After you are certified, employers will require medical coders and billers to maintain their certification, typically every 2 years. AAPC requires 36 units of continuing education units (CEUs) every two years to keep your certification current. CEUs can be earned through webinars online, events with local chapters, and national events. In California, some chapters may be more active than others. The Chula Vista AAPC Chapter is very active. Not only does it offer the exam at regular times throughout the year, it also holds regular meetings with professional speakers where members and non-members can earn CEUs. In September, a regional conference will be held in Anaheim.
AHIMA also requires CEUs for recertification. The CCA requires 20 CEUs every two-year cycle, but webinars are readily available through their website. AHIMA has a national convention. In 2016, the event will be held in Baltimore, Maryland, but in 2017, the national convention is scheduled for Los Angeles. The California Health Information Association (CHIA) is another avenue for CEUs and information about medical coding and billing. Their annual convention is in June, 2016 in Long Beach. CHIA also offers local chapters with regional and local events.
How to Find a Medical Billing and Coding Job in California
According to John D. Halamka, MD, MS, is CIO of Beth Israel Deaconess Medical Center, Chairman of the New England Healthcare Exchange Network and Co-Chair of the HIT Standards Committee, physicians and healthcare providers must invest in IT to move forward in their practice. Medical coders and billers will be required to keep each practice moving forward financially.
California medical coders and billers have many job boards to access to find employment. CHIA offers a job board, which is new to their site. Current openings include an outpatient surgery coder with the Certified Coding Specialist certification from AHIMA at Altegra Health in Los Angeles. Most employers want experience, but according to AAPC, more apprentices are finding employment.
Jobs.net currently lists almost 600 jobs for medical coding and billing specialists. In Pasadena, Saint Cabrini Healthcare has an opening for a billing specialist but doesn’t list which certification they prefer. Offisol has an opening for a biller in West Hills, and they do not specify a particular certification, but require a GED and knowledge of medical billing.
Although medical coding and billing jobs from home can be found, this type of employment is not the norm, especially for beginners. Healthcare providers are bound by strict laws when sharing private health information. Any provider will want to ensure their patient’s data is secure before allowing just anyone to provide medical coding and billing. If a school promises that a student will be able to work from home, it is most likely a scam. Expect to work in the industry in an office for many years before being allowed to access records in your home.

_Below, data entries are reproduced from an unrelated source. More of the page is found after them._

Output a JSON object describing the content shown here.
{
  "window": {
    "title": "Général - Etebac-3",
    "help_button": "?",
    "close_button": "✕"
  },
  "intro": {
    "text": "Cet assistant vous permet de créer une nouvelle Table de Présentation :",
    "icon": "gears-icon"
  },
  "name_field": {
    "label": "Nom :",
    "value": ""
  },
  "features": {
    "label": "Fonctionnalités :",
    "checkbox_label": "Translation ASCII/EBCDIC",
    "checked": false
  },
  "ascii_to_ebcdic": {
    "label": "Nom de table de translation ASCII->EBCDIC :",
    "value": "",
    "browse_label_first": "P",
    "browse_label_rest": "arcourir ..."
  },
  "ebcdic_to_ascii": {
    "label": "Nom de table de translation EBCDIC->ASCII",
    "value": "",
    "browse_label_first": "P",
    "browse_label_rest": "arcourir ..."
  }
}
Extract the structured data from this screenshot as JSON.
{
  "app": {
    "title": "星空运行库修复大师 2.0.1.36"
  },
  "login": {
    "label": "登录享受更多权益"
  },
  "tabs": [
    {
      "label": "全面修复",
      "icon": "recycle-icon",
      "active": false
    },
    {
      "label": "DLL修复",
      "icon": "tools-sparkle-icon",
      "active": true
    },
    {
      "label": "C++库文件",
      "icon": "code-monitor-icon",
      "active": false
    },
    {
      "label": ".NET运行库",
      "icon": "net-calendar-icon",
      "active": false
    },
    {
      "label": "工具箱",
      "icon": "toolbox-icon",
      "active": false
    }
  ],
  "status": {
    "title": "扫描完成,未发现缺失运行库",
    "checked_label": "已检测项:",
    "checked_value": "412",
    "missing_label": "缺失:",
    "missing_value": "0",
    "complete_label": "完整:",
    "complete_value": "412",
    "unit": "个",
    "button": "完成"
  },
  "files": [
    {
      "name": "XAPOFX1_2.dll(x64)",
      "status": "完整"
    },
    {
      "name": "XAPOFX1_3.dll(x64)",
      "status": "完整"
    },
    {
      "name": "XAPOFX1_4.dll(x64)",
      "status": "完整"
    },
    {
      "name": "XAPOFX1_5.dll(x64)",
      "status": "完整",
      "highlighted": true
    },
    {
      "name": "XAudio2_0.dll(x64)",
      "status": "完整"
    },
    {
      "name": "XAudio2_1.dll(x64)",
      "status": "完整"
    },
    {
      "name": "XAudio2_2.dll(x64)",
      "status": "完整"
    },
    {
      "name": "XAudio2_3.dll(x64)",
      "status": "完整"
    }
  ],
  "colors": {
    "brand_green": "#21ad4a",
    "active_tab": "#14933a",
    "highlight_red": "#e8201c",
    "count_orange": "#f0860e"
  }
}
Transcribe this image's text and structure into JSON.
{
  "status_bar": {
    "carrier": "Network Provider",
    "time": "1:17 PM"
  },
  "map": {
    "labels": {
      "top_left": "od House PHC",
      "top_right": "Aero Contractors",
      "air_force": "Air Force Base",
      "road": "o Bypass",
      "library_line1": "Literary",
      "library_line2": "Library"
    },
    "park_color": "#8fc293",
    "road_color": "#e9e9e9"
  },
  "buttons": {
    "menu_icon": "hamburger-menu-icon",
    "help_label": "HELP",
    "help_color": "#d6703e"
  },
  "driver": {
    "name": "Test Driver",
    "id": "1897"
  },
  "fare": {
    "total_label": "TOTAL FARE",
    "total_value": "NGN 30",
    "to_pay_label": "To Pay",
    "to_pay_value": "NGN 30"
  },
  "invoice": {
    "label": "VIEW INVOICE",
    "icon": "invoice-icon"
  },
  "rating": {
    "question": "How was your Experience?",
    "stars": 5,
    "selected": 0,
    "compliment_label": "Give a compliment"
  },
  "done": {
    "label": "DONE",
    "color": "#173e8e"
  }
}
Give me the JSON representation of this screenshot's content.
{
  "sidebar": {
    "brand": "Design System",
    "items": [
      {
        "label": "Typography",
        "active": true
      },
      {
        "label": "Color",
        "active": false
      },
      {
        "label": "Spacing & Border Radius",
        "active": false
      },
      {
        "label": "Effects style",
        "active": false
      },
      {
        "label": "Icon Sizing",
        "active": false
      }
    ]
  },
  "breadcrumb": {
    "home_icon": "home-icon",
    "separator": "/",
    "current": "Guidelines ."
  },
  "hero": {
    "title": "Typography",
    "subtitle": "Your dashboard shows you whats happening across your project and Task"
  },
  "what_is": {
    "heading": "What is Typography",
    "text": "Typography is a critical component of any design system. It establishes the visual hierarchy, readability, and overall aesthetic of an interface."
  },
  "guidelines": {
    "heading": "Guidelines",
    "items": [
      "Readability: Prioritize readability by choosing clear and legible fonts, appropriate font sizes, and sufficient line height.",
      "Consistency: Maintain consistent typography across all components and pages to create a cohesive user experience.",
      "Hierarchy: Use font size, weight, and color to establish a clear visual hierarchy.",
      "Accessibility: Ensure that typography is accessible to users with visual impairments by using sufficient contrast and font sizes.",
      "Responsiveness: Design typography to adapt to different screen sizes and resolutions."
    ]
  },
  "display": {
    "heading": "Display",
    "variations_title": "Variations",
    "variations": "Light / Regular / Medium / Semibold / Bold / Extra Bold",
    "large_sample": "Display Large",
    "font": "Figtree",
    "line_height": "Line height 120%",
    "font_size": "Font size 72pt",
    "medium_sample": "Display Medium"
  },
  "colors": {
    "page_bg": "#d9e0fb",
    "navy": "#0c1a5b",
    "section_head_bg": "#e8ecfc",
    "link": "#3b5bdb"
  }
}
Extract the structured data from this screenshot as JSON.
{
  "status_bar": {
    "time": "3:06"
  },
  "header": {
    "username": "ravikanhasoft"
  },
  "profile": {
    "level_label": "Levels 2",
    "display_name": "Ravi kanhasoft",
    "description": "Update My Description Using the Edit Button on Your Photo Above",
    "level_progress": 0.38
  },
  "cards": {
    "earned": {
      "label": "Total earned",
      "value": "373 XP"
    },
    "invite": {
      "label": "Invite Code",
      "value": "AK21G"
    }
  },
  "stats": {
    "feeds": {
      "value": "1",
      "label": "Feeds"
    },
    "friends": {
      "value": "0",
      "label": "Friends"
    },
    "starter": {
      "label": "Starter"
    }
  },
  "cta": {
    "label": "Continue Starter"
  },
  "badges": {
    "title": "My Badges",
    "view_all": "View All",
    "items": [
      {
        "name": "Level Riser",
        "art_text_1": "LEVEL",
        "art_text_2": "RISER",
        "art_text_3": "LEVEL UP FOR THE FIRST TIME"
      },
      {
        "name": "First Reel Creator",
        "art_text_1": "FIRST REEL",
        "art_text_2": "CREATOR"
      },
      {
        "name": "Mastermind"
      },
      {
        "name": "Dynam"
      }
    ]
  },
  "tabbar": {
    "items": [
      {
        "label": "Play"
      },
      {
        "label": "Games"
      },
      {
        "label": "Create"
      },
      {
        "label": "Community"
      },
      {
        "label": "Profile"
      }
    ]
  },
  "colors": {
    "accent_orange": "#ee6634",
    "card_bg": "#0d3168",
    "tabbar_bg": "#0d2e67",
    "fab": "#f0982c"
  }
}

Medical coding and billing can be a rewarding career that is set to grow at the rate of about 15 percent over the next ten years. This is more than twice as fast as most careers. Medical health technicians have excellent job prospects locally and nationally. Make a move into the healthcare field.